Search the data for "Outgoing". Return each matching line.
+++++
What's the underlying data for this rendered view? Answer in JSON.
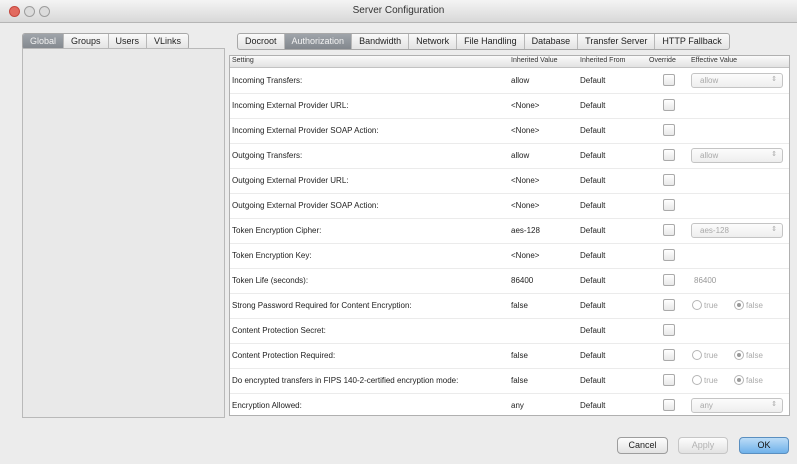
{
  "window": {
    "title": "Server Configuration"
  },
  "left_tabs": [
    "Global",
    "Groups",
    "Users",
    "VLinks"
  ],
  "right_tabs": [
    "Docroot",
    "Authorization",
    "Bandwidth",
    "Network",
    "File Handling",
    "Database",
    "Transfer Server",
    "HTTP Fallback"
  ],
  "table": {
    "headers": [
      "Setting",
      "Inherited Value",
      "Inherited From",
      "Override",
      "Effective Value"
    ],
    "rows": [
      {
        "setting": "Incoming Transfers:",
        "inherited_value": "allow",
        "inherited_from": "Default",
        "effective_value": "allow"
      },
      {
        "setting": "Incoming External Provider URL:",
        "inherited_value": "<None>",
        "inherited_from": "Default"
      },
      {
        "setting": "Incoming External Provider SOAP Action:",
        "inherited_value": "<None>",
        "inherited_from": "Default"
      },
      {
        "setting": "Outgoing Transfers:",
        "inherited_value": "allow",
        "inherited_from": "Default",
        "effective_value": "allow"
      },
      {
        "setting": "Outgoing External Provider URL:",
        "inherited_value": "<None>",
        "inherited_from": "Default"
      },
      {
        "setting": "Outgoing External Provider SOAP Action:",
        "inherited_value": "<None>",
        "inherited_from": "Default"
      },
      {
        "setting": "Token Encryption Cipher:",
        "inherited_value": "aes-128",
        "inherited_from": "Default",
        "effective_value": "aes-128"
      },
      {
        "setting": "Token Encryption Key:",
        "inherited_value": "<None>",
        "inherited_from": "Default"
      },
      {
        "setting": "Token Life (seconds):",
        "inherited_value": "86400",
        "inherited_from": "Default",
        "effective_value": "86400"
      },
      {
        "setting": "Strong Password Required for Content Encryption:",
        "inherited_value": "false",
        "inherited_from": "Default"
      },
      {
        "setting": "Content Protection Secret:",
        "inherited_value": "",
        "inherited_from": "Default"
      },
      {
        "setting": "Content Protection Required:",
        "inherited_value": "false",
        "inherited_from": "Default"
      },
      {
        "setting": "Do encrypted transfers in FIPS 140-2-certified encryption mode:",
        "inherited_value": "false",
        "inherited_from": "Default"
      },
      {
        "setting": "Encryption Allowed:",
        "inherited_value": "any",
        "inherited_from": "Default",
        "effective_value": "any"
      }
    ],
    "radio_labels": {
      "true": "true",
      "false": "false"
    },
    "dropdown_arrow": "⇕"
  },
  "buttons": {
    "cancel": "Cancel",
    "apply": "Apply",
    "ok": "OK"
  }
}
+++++
_Output of the task_.
        "setting": "Outgoing Transfers:",
        "setting": "Outgoing External Provider URL:",
        "setting": "Outgoing External Provider SOAP Action:",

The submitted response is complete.